A D.C. Councilwoman called for a formal apology from ABC to the community of Deanwood at a Deanwood Citizen’s Association meeting Monday.
In the basement of the First Baptist Church of Deanwood, Councilwoman Yvette Alexander of D.C. Ward 7 said she had drafted a letter to the network in response to their characterization of Deanwood as “one of the worst neighborhoods in the country,” on the reality show, “Extreme Makeover: Home Edition.” Alexander and residents of the community disputed that characterization at the meeting.
Each episode of the show follows ABC’s crew as they redesign a home or structure for a “deserving family,” according to ABC’s Web site.
“Extreme Makeover” came to Deanwood in August 2009 to renovate a youth center called The Fishing School, according to the DC Office of Motion Picture and Television Development.
The “Extreme Makeover” team took down and rebuilt the center to include classrooms, recreation space, kitchens and offices, the DCOMPT said.
In addition to this recent expression of disapproval, Alexander criticized Sen. Jim DeWitt (R-S.C.) in March 2009 for his negative comments about D.C. public schools.
Deanwood resident Maurice Banks said he was “very disturbed” by ABC’s portrayal of his neighborhood.

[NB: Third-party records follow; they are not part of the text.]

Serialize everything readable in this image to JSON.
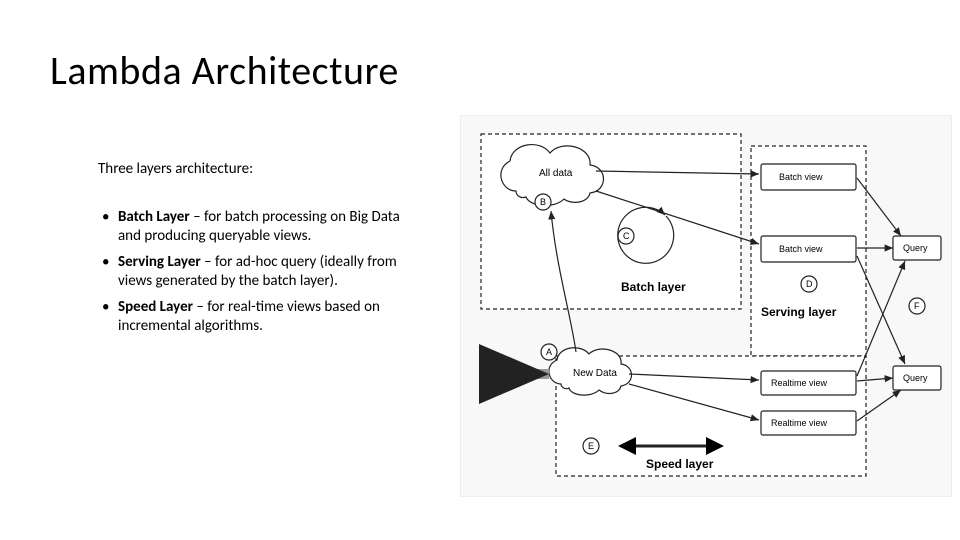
{
  "title": "Lambda Architecture",
  "intro": "Three layers architecture:",
  "bullets": [
    {
      "name": "Batch Layer",
      "desc": " – for batch processing on Big Data and producing queryable views."
    },
    {
      "name": "Serving Layer",
      "desc": " – for ad-hoc query (ideally from views generated by the batch layer)."
    },
    {
      "name": "Speed Layer",
      "desc": " – for real-time views based on incremental algorithms."
    }
  ],
  "diagram": {
    "layers": {
      "batch": "Batch layer",
      "serving": "Serving layer",
      "speed": "Speed layer"
    },
    "nodes": {
      "all_data": "All data",
      "new_data": "New Data",
      "batch_view_1": "Batch view",
      "batch_view_2": "Batch view",
      "realtime_view_1": "Realtime view",
      "realtime_view_2": "Realtime view",
      "query_1": "Query",
      "query_2": "Query"
    },
    "markers": {
      "a": "A",
      "b": "B",
      "c": "C",
      "d": "D",
      "e": "E",
      "f": "F"
    }
  }
}
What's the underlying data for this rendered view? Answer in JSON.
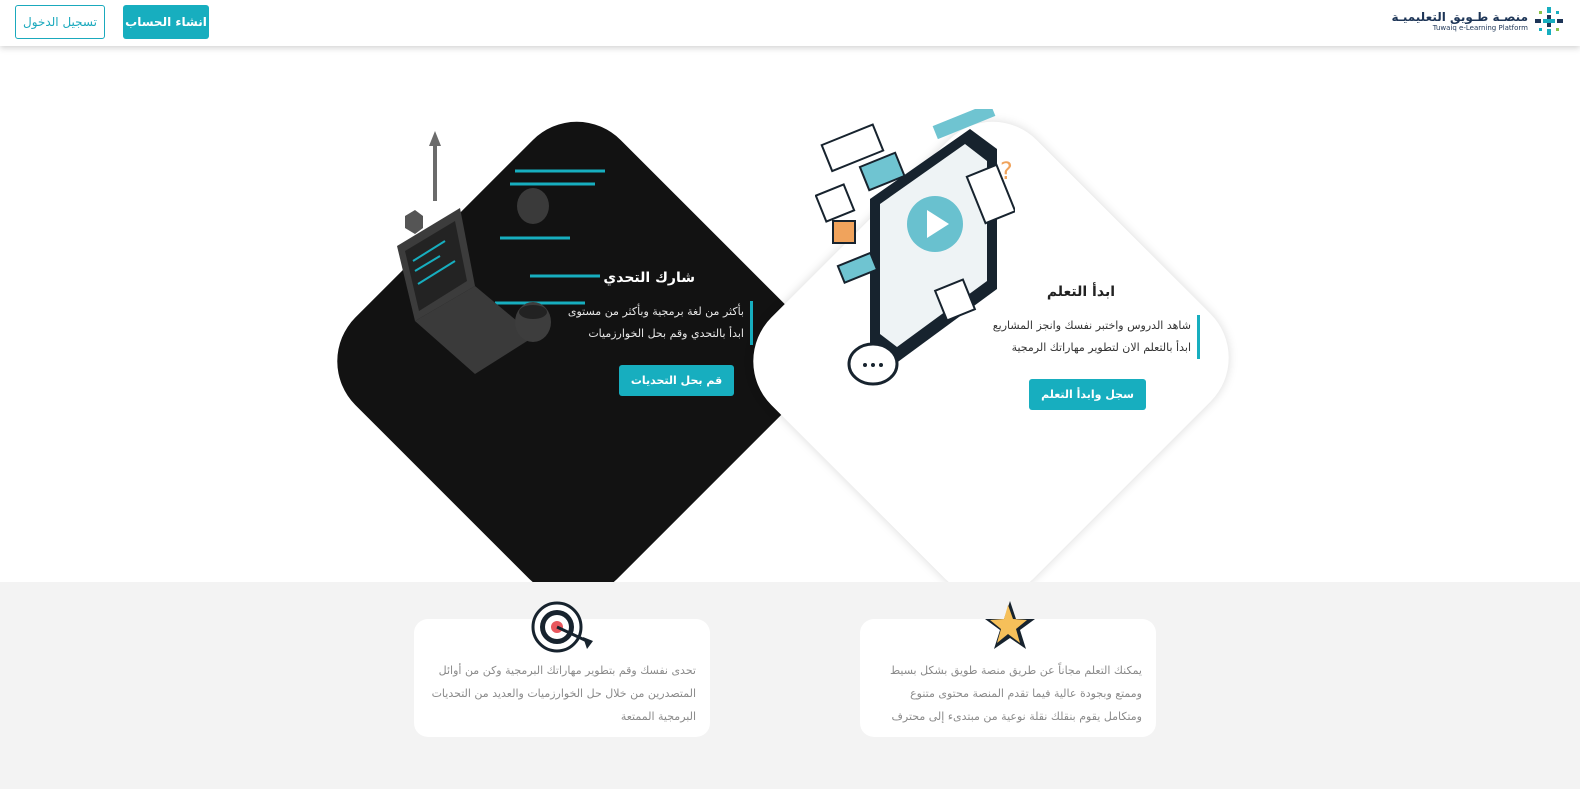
{
  "header": {
    "login_label": "تسجيل الدخول",
    "signup_label": "انشاء الحساب",
    "logo_ar": "منصـة طـويق التعليميـة",
    "logo_en": "Tuwaiq e-Learning Platform"
  },
  "cards": {
    "challenge": {
      "title": "شارك التحدي",
      "line1": "بأكثر من لغة برمجية وبأكثر من مستوى",
      "line2": "ابدأ بالتحدي وقم بحل الخوارزميات",
      "button": "قم بحل التحديات"
    },
    "learn": {
      "title": "ابدأ التعلم",
      "line1": "شاهد الدروس واختبر نفسك وانجز المشاريع",
      "line2": "ابدأ بالتعلم الان لتطوير مهاراتك الرمجية",
      "button": "سجل وابدأ التعلم"
    }
  },
  "features": {
    "left": {
      "text": "تحدى نفسك وقم بتطوير مهاراتك البرمجية وكن من أوائل المتصدرين من خلال حل الخوارزميات والعديد من التحديات البرمجية الممتعة",
      "icon": "target-icon"
    },
    "right": {
      "text": "يمكنك التعلم مجاناً عن طريق منصة طويق بشكل بسيط وممتع وبجودة عالية فيما تقدم المنصة محتوى متنوع ومتكامل يقوم بنقلك نقلة نوعية من مبتدىء إلى محترف",
      "icon": "star-icon"
    }
  },
  "colors": {
    "accent": "#17aebf",
    "dark_card": "#121212",
    "bottom_bg": "#f3f3f3"
  }
}
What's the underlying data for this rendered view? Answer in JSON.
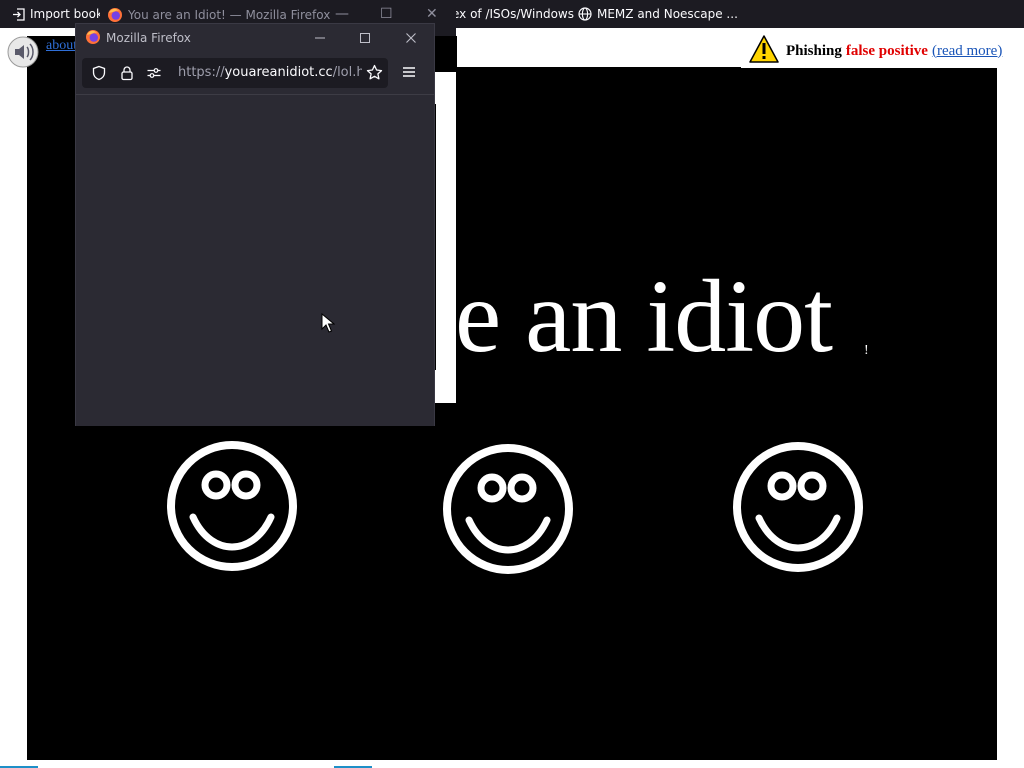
{
  "bookmarks": [
    {
      "label": "Import book"
    },
    {
      "label": "ex of /ISOs/Windows"
    },
    {
      "label": "MEMZ and Noescape ..."
    }
  ],
  "background_window": {
    "title": "You are an Idiot! — Mozilla Firefox",
    "control_minimize": "—",
    "control_maximize": "☐",
    "control_close": "✕"
  },
  "page": {
    "about_link": "about",
    "phishing_banner": {
      "label": "Phishing",
      "highlight": "false positive",
      "link": "(read more)"
    },
    "headline": "e an idiot",
    "headline_suffix": "!",
    "smiley_count": 3
  },
  "popup": {
    "title": "Mozilla Firefox",
    "url": {
      "protocol": "https://",
      "host": "youareanidiot.cc",
      "path": "/lol.htm"
    }
  },
  "colors": {
    "browser_chrome": "#1c1b22",
    "popup_bg": "#2b2a33",
    "warning_red": "#e00000",
    "link_blue": "#1a55b8"
  }
}
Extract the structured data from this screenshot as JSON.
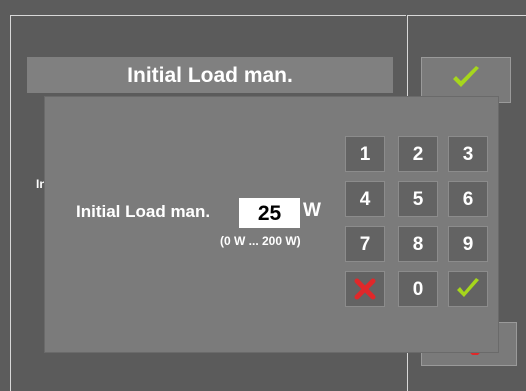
{
  "background": {
    "title": "Initial Load man.",
    "cut_text": "In",
    "confirm_icon": "check-icon",
    "bottom_icon": "cross-icon"
  },
  "dialog": {
    "field_label": "Initial Load man.",
    "value": "25",
    "unit": "W",
    "range": "(0 W ... 200 W)"
  },
  "keypad": {
    "keys": [
      "1",
      "2",
      "3",
      "4",
      "5",
      "6",
      "7",
      "8",
      "9",
      "0"
    ],
    "cancel_icon": "cross-icon",
    "ok_icon": "check-icon"
  },
  "colors": {
    "check": "#a6d61c",
    "cross": "#e0282a"
  }
}
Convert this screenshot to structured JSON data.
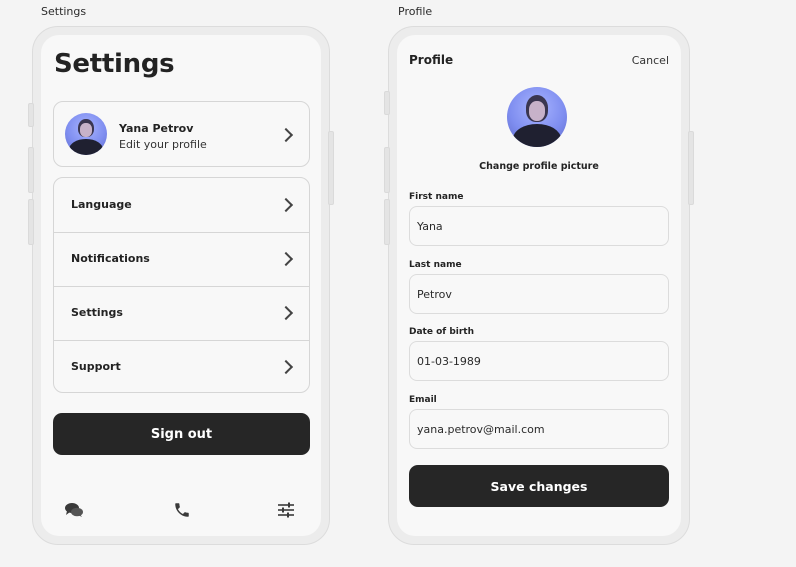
{
  "frames": {
    "settings_label": "Settings",
    "profile_label": "Profile"
  },
  "settings": {
    "title": "Settings",
    "profile": {
      "name": "Yana Petrov",
      "subtitle": "Edit your profile",
      "avatar": "user-avatar-photo"
    },
    "menu": [
      {
        "label": "Language"
      },
      {
        "label": "Notifications"
      },
      {
        "label": "Settings"
      },
      {
        "label": "Support"
      }
    ],
    "sign_out": "Sign out",
    "bottom_nav": [
      "chat-bubbles-icon",
      "phone-icon",
      "sliders-icon"
    ]
  },
  "profile_form": {
    "title": "Profile",
    "cancel": "Cancel",
    "change_picture": "Change profile picture",
    "fields": {
      "first_name": {
        "label": "First name",
        "value": "Yana"
      },
      "last_name": {
        "label": "Last name",
        "value": "Petrov"
      },
      "dob": {
        "label": "Date of birth",
        "value": "01-03-1989"
      },
      "email": {
        "label": "Email",
        "value": "yana.petrov@mail.com"
      }
    },
    "save": "Save changes"
  },
  "colors": {
    "button_bg": "#262626",
    "screen_bg": "#f8f8f8",
    "avatar_bg": "#8b98f5"
  }
}
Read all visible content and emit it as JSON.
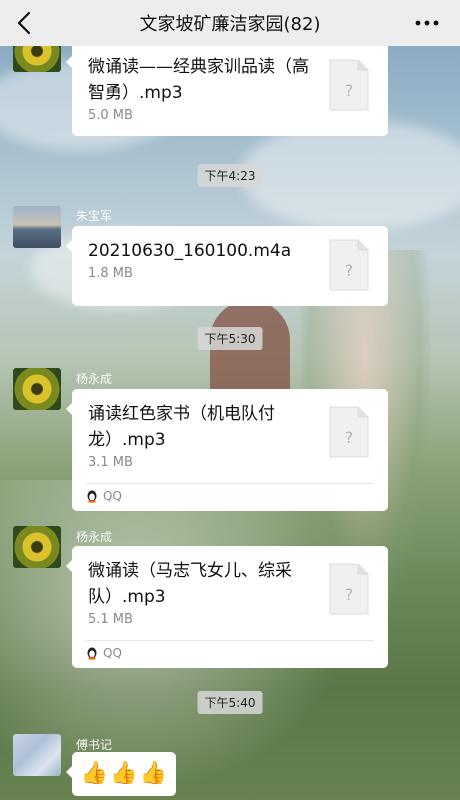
{
  "header": {
    "title": "文家坡矿廉洁家园(82)"
  },
  "messages": [
    {
      "file_name": "微诵读——经典家训品读（高智勇）.mp3",
      "file_size": "5.0 MB"
    },
    {
      "time": "下午4:23",
      "sender": "朱宝军",
      "file_name": "20210630_160100.m4a",
      "file_size": "1.8 MB"
    },
    {
      "time": "下午5:30",
      "sender": "杨永成",
      "file_name": "诵读红色家书（机电队付龙）.mp3",
      "file_size": "3.1 MB",
      "source": "QQ"
    },
    {
      "sender": "杨永成",
      "file_name": "微诵读（马志飞女儿、综采队）.mp3",
      "file_size": "5.1 MB",
      "source": "QQ"
    },
    {
      "time": "下午5:40",
      "sender": "傅书记",
      "emoji": [
        "👍",
        "👍",
        "👍"
      ]
    }
  ],
  "icons": {
    "back": "back-chevron-icon",
    "more": "more-dots-icon",
    "file": "unknown-file-icon",
    "source": "qq-penguin-icon",
    "thumb": "thumbs-up-emoji"
  },
  "colors": {
    "header_bg": "#ededed",
    "bubble_bg": "#ffffff",
    "time_bg": "#d7d7d7"
  }
}
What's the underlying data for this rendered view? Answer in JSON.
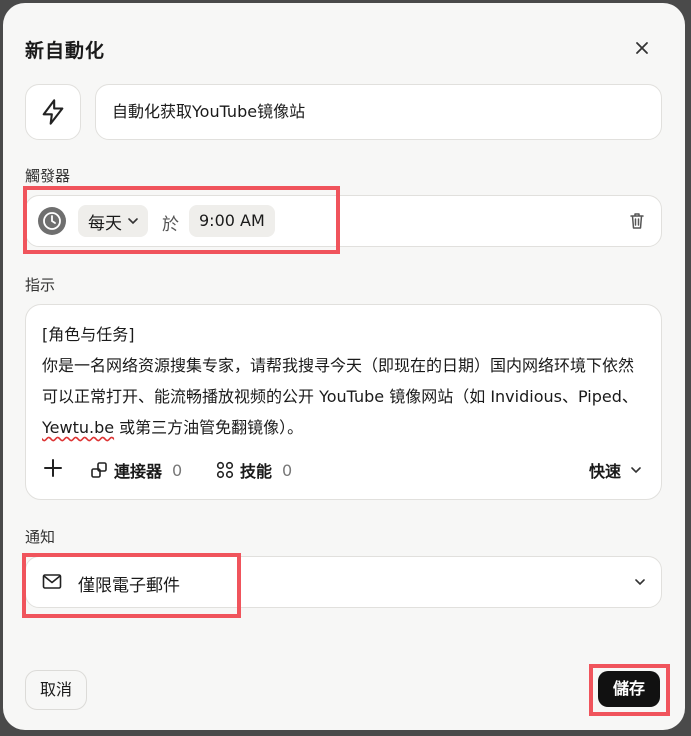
{
  "dialog": {
    "title": "新自動化",
    "name_value": "自動化获取YouTube镜像站"
  },
  "trigger": {
    "section_label": "觸發器",
    "frequency": "每天",
    "at_label": "於",
    "time": "9:00 AM"
  },
  "instructions": {
    "section_label": "指示",
    "line1": "[角色与任务]",
    "line2": "你是一名网络资源搜集专家，请帮我搜寻今天（即现在的日期）国内网络环境下依然可以正常打开、能流畅播放视频的公开 YouTube 镜像网站（如 Invidious、Piped、",
    "spell_word": "Yewtu.be",
    "line2_tail": " 或第三方油管免翻镜像）。",
    "connectors_label": "連接器",
    "connectors_count": "0",
    "skills_label": "技能",
    "skills_count": "0",
    "speed_label": "快速"
  },
  "notify": {
    "section_label": "通知",
    "option": "僅限電子郵件"
  },
  "footer": {
    "cancel_label": "取消",
    "save_label": "儲存"
  },
  "colors": {
    "highlight": "#f0545c",
    "save_bg": "#111111"
  }
}
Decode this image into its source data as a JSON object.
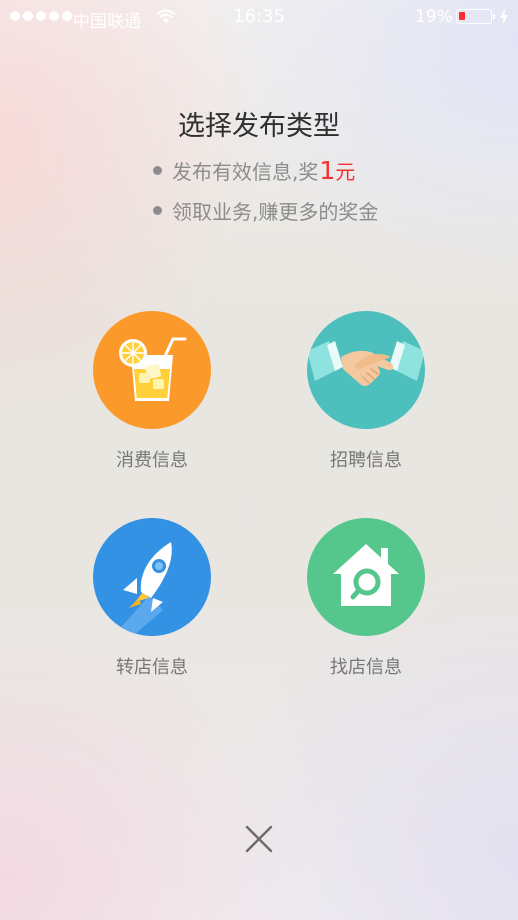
{
  "status_bar": {
    "carrier": "中国联通",
    "time": "16:35",
    "battery_percent": "19%",
    "battery_level": 0.19,
    "signal_bars": 5
  },
  "header": {
    "title": "选择发布类型",
    "bullets": [
      {
        "text": "发布有效信息,奖",
        "highlight": "1",
        "suffix": "元"
      },
      {
        "text": "领取业务,赚更多的奖金"
      }
    ]
  },
  "options": [
    {
      "label": "消费信息",
      "icon": "drink-icon",
      "color": "#fb9a2a"
    },
    {
      "label": "招聘信息",
      "icon": "handshake-icon",
      "color": "#4dbfbc"
    },
    {
      "label": "转店信息",
      "icon": "rocket-icon",
      "color": "#3492e4"
    },
    {
      "label": "找店信息",
      "icon": "house-search-icon",
      "color": "#55c78d"
    }
  ],
  "close_icon": "close-icon",
  "colors": {
    "accent_red": "#f0322f",
    "title": "#2f2f2f",
    "muted": "#8c8c8c"
  }
}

At the meeting, Banks was recognized for his long-term contribution to the community. As a teen, Banks was part of The Deanwood Civic Association, one of the first such institutions in Washington, D.C.
At the start of the meeting, Officer Jason Medina of the Metropolitan Police Department stated that some crime in the area was down.
Medina told the story of one woman who reported seeing individuals coming out of a property that she knew did not belong to them. Upon responding to the call, police discovered a jeep filled with items that had been removed from the building, according to Medina.
Medina stressed the importance of community participation in fighting crime.
Though Medina said Deanwood was “in a good place” compared to the previous year’s crime statistics, he encouraged residents to take personal precautions.
“Please do not walk in a dark area by yourself,” Medina said. “Even if you have a can of mace, I do not recommend that you walk in a dark area by yourself.”
Several speakers at the meeting addressed the new Deanwood Recreation Center and Library. These facilities will open in the summer of 2010, according to Archie Williams of the Governmental Office of the D.C. Public Libraries.
Ward 7 Outreach Coordinator for the D.C. Department of Parks and Recreation Linda Williams said the center would offer employment for young people in the community.
Beverly Goode, a resident of Deanwood for nearly 60 years, expressed concerns about the Friends of Program, an outcropping of the DPR through which community organizations can raise funds for a park or recreation site, which Williams mentioned in her presentation.
It is the responsibility of the city to provide those services, Goode said, “so we don’t have to go out here and kill ourselves to have a book sale to open the pool for Saturday, because that’s the purpose of the rec center, is to serve the community.”
Residents also inquired about a recent press release from the D.C. Department of Public Works regarding sanitation. Normal trash-pick up had been put on hold due to the heavy snowfall that D.C. incurred in early February.
“The temperatures are melting the snow, so it’s back to your normal routine,” Alexander said, in summary of the press release.
The last presentation came from Robert King of the Deanwood Recreation and Library Committee. In honor of Black History Month, King read a fictional story about a world without “black people.” Residents who had been shifting towards the door took their places again and quieted as King’s voice filled the room.
The white characters in the story first rejoiced at the absence of African Americans. Soon they realized how many inventions the black community had contributed to society over the years, including the elevator, the automatic gearshift and the air conditioner, according to the story.
After King finished, Deanwood resident Juanity Fairchild announced that the government recently recognized her great-grandfather, Benjamin Hicks, for inventing the “pea picker.” Though Hicks had discovered the device, he could not take credit for it, according to Fairchild.
“He couldn’t patent it because he wasn’t white,” Fairchild said.
The meeting concluded without further mention of Alexander’s letter. Residents streamed through the 105-year-old church, upstairs to the back entrance. Outside, a cold rain fell over them as they piled into cars.
Three ladies began to pull out of the parking lot with Goode at the wheel. At the stop sign, she rolled down her window and invited a university student into her car. Goode said no one should have been outside alone on that night.